Archives

[LOCAL TALENT]

by Allison Stalberg

BEN KORDSMEIER-SPEAKING EASY

Ben Kordsmeier is currently studying nursing at UNC Greensboro. Many would not know by looking, but Kordmeier has stuttered his entire life.

“My mom knew the struggles I had because I can’t really remember them. She said it would be an everyday thing that I would start out bad in the morning because I hadn’t been speaking all day,” said Kordsmeier.

“In the middle of the day I’d be a little bit better and then at night I’d really feel tired. She told me that I would be so tired that I’d just wouldn’t want to talk because it’s like you’re forcing out speech when speech didn’t want to occur. My tiredness would make me cranky at the end of the day, I was angry that I couldn’t speak.”

Today Kordsmeier’s speech comes easily.

It is due to a device called “SpeechEasy” that Kordsmeier’s stuttering began to lessen at age 10. Speech Language Pathologist, Maria Lucente, has helped Kordsmeier throughout his life with the SpeechEasy.

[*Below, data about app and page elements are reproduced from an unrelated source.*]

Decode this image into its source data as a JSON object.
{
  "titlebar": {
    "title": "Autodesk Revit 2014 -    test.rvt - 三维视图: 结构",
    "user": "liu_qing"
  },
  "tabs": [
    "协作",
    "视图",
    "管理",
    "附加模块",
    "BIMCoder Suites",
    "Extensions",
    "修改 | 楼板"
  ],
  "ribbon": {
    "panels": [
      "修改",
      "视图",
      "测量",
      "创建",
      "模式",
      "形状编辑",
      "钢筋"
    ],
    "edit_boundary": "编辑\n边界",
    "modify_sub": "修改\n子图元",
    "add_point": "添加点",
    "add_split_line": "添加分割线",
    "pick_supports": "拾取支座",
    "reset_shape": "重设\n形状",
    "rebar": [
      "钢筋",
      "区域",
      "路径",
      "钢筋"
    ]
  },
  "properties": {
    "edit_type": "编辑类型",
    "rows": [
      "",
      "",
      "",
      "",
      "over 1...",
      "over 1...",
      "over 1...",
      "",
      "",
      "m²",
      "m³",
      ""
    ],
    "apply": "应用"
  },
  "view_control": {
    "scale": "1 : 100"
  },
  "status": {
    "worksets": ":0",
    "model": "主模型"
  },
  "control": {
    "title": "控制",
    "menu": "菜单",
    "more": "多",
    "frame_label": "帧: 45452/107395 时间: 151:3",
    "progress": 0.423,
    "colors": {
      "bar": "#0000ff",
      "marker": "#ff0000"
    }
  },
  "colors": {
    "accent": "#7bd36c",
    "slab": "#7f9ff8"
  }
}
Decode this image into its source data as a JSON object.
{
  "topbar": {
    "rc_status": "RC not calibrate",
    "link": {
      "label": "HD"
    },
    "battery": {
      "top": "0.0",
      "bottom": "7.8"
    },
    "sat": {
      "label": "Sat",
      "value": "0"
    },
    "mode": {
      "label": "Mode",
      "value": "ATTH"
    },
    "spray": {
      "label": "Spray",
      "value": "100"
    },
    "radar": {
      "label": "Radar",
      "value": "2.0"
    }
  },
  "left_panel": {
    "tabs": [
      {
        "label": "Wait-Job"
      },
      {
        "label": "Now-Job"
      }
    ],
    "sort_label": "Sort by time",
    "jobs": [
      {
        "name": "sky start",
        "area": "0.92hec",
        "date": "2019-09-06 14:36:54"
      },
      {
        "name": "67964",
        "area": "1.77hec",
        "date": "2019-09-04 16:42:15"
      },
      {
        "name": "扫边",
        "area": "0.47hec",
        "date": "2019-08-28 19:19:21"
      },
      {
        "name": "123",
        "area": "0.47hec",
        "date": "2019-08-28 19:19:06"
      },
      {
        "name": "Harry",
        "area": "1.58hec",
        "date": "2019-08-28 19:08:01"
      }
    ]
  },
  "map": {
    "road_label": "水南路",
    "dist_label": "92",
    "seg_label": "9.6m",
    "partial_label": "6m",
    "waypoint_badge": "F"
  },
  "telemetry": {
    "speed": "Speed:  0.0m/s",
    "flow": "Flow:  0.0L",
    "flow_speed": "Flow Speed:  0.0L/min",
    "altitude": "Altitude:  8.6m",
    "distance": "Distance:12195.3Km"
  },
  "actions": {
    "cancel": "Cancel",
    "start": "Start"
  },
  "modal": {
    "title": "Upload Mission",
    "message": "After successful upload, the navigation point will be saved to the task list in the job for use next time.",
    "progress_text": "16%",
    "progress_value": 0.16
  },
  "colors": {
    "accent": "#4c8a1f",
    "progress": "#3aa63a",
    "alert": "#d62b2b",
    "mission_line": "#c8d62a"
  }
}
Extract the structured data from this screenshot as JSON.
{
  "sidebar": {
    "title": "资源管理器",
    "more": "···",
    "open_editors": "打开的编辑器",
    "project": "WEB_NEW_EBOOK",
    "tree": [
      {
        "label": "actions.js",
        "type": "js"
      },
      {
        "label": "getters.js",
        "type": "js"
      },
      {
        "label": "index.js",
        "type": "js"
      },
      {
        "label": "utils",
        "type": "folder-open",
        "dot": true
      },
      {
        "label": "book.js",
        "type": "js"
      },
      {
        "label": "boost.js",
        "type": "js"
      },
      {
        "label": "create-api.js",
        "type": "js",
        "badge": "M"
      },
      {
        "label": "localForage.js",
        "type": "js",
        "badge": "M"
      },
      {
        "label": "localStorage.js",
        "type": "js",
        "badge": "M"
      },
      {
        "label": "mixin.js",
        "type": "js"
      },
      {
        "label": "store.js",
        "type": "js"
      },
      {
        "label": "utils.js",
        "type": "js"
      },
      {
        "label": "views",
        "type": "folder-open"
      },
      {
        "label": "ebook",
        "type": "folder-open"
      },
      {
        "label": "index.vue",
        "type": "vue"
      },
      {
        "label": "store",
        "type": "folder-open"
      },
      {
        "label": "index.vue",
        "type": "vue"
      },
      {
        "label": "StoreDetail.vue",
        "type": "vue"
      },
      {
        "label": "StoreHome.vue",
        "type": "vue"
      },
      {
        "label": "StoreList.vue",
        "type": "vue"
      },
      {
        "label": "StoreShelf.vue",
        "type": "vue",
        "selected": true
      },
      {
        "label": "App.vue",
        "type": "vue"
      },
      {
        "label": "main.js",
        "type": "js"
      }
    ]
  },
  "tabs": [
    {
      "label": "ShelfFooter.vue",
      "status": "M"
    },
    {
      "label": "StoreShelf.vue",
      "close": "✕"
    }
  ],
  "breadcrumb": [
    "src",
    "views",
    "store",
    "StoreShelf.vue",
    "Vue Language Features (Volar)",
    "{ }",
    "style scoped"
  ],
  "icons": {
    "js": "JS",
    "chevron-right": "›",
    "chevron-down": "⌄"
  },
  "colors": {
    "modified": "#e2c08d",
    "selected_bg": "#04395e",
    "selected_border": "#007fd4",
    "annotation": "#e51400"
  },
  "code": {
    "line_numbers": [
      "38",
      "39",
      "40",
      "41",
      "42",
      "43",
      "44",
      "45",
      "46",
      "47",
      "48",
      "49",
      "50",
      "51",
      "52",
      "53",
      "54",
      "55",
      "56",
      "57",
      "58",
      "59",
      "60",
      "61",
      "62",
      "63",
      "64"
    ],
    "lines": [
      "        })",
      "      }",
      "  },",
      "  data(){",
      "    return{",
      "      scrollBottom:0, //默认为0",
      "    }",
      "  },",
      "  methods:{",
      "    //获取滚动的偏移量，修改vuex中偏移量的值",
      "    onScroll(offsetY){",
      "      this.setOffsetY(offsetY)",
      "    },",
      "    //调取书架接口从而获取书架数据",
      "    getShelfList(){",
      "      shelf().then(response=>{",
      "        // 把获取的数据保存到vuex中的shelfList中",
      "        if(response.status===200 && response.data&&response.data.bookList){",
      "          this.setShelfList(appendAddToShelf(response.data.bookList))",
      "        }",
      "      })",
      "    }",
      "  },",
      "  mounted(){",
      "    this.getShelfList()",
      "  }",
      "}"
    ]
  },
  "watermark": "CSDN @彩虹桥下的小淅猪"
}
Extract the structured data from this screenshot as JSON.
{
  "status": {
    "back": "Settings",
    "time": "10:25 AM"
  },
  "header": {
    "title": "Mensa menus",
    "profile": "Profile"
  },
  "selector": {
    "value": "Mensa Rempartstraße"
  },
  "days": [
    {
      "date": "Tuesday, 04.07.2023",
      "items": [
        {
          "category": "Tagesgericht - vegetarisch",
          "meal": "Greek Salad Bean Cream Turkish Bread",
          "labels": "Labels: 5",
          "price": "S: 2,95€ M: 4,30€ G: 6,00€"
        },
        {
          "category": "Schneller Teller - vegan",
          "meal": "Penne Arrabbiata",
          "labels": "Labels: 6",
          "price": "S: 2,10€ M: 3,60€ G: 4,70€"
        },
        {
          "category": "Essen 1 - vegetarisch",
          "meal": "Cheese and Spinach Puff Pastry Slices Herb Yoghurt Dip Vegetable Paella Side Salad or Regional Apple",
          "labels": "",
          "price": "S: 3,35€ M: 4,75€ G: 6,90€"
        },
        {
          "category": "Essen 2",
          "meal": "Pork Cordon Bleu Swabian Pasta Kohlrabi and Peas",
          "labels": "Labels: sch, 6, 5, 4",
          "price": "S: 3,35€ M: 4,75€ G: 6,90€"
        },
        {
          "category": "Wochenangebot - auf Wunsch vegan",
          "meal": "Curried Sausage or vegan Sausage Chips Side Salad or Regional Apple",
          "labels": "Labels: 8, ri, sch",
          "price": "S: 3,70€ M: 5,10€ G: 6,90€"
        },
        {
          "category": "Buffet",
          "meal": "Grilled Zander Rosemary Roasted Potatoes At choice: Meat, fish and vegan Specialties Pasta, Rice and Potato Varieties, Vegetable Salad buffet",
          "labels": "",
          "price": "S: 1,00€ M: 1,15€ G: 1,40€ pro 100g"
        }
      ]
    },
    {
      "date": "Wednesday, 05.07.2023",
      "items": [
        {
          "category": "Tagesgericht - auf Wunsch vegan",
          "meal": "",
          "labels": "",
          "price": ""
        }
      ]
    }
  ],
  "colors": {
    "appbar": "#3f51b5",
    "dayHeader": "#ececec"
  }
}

“The SpeechEasy device is a small, wearable device that’s worn in one ear to be used every day,” Lucente explained. “It’s similar in appearance to a hearing aid, but it’s not a hearing aid. Rather than amplifying the sound, it alters the sound that goes through the device so you hear your own voice at slight delay with a pitch difference.

“The purpose of the delay and pitch change is to recreate a natural phenomenon known as a ‘choral effect.’ The choral effect occurs when stutterers experience a dramatically reduced or even limited stuttering pattern when they’re speaking or singing in unison with other people. So the SpeechEasy device duplicates that for the wearer.”

Kordsmeier is thankful for SpeechEasy, especially now that he is studying nursing. “Accurately presenting what I want to say to someone is critical in that field,” he said.

According to Lucente, 85 to 90 percent of SpeechEasy users see improvement. Now Kordsmeier wears a newer version so he can use stethoscopes. When he takes out his SpeechEasy he does not stutter, though there are some words he finds difficult.

“That’s the really critical thing I’ve noticed, it changes you,” said Kordsmeier. “I didn’t just treat speech therapy, it treats the symptoms, helps you learn how to react and learn how to speak properly. This solves a lot of it.”

Want to learn more about SpeechEasy?

Check out their website at www.speecheasy.com !

! WANT TO BE FEATURED AS A LOCAL TALENT? E-mail a photo and a short bio to editor@yesweekly.com

Share: